#### WHAT THE TASK ASKS:
Nothing but a number is needed: the count of lines below that include "screenshot".

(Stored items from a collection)

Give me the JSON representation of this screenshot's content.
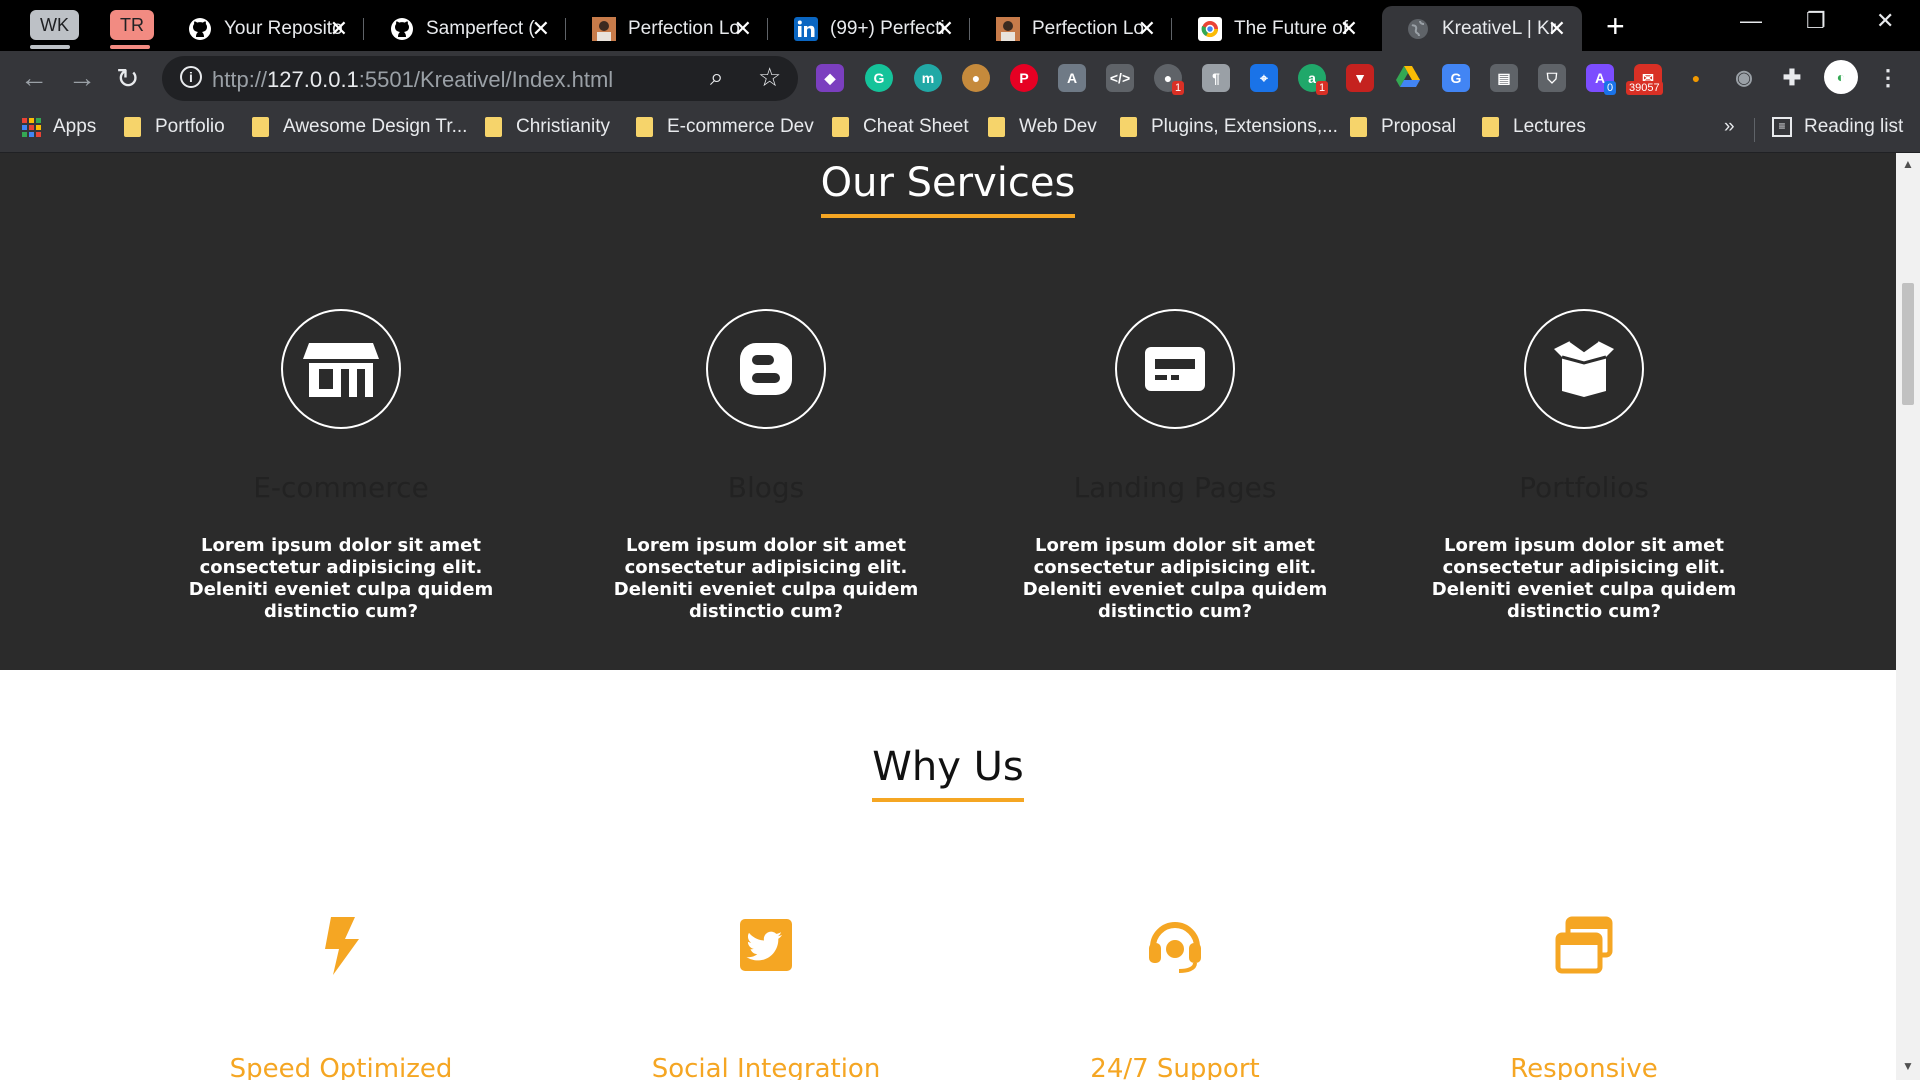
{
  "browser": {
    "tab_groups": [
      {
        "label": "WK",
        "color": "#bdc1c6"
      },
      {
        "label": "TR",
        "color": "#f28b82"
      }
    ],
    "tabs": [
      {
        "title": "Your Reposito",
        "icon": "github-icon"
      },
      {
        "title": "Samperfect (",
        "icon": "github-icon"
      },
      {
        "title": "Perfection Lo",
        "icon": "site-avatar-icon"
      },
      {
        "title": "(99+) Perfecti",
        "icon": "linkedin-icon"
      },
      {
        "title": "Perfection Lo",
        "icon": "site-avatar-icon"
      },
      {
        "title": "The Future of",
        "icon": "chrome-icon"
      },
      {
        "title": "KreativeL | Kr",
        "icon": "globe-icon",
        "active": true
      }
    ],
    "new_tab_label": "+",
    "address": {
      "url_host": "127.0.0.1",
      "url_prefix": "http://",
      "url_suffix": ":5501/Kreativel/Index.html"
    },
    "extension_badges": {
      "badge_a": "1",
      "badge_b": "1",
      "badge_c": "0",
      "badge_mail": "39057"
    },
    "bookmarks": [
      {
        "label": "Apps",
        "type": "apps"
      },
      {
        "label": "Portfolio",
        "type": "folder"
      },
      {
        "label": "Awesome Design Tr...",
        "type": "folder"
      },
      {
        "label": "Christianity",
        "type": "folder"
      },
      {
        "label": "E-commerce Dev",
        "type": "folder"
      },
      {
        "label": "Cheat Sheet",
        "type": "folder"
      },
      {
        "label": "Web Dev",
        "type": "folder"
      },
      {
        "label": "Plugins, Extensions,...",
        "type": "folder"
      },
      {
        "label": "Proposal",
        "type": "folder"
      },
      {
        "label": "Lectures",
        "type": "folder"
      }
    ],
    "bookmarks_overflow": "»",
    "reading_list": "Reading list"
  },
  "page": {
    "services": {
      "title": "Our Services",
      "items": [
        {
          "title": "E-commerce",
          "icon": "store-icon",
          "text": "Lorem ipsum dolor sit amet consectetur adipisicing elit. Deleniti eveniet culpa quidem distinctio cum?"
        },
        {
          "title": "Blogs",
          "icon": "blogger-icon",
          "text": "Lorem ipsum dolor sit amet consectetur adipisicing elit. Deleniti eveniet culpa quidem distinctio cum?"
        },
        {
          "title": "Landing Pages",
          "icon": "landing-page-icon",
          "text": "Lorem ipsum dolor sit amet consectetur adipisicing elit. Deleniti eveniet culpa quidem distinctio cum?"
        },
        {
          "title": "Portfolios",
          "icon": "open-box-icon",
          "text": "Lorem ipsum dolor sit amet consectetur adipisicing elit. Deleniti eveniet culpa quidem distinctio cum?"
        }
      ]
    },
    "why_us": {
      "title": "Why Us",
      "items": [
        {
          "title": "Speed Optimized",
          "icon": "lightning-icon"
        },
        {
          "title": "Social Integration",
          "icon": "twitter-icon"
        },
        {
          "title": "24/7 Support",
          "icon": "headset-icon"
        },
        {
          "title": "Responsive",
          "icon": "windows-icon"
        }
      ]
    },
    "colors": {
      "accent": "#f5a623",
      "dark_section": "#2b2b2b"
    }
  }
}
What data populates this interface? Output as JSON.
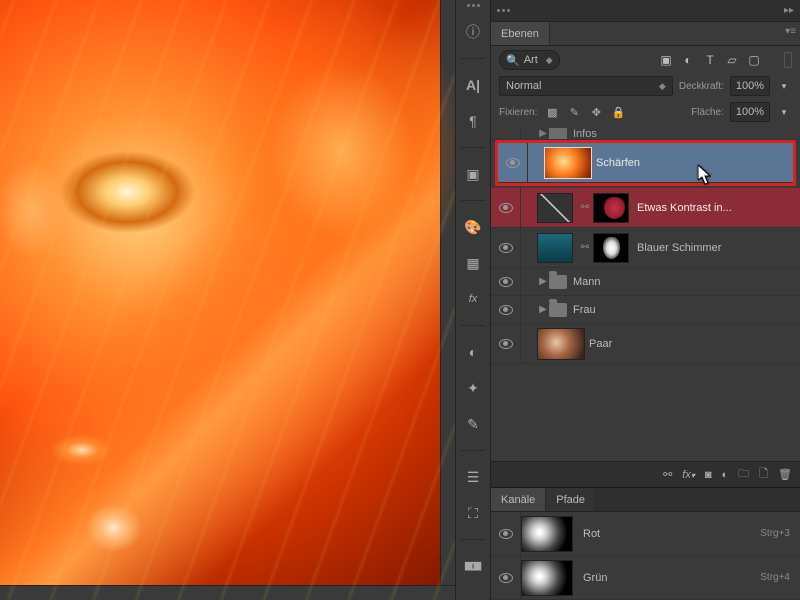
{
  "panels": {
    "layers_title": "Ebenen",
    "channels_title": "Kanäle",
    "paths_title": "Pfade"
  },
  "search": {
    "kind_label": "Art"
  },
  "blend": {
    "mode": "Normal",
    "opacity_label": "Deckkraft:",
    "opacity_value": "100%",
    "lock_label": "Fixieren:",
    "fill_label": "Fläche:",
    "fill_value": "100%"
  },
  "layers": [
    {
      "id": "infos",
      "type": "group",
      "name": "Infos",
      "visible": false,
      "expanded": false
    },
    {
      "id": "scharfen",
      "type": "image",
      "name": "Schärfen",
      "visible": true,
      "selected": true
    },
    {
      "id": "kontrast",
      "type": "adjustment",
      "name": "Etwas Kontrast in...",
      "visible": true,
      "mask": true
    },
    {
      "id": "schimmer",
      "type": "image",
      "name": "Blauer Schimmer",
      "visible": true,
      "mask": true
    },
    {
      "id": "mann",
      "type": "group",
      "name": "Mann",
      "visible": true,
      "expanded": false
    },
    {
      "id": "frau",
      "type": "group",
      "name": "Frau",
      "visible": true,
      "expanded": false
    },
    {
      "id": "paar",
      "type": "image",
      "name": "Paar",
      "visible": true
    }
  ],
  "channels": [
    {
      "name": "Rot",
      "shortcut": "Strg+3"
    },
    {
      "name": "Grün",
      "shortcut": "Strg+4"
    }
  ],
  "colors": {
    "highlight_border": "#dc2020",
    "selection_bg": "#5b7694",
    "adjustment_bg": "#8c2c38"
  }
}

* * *

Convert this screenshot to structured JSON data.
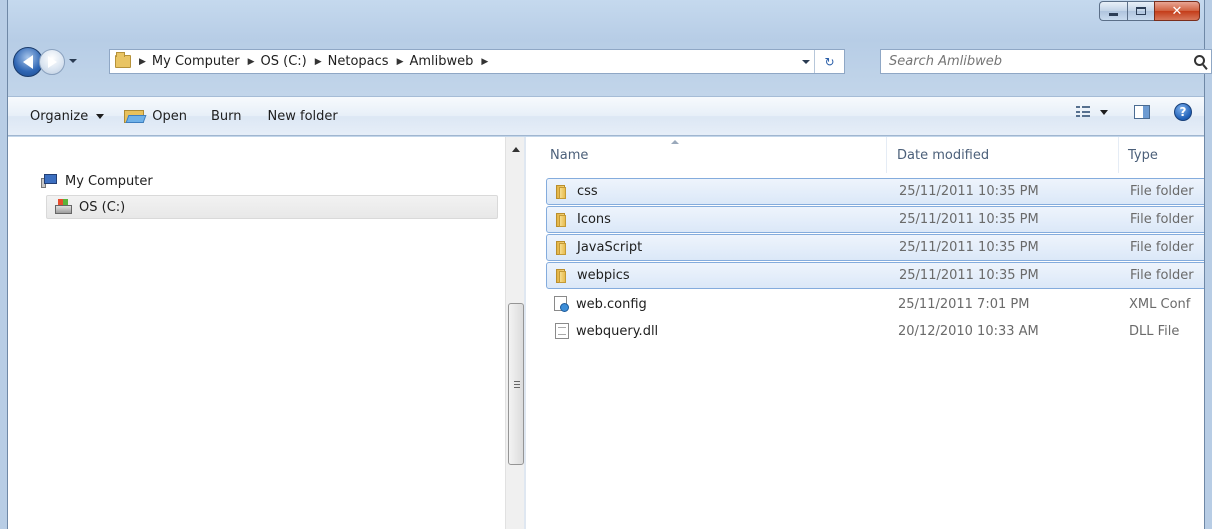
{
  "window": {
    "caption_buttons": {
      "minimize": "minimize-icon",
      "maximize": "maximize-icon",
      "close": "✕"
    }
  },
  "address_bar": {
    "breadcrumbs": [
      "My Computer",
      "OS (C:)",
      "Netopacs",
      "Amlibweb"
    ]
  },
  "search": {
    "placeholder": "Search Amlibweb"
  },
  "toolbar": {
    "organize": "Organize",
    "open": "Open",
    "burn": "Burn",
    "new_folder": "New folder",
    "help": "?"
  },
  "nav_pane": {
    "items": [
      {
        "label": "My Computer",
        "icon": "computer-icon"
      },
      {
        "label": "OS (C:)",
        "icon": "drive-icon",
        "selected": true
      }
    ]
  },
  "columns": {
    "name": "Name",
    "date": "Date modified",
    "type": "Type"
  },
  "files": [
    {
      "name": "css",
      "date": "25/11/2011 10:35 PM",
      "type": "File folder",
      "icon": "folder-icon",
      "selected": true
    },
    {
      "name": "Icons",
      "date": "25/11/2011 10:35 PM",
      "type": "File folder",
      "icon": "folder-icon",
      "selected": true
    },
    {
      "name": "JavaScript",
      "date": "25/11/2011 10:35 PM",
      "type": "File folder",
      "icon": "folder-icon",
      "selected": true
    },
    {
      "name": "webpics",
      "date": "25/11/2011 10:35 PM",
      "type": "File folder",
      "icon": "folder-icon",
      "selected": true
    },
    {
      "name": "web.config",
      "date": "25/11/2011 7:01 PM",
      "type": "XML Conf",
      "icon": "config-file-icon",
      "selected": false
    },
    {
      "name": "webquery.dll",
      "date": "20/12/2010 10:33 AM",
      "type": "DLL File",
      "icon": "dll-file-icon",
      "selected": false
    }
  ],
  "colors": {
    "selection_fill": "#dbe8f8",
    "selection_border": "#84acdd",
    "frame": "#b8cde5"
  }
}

#### ANSWER TO THE EXERCISE:
2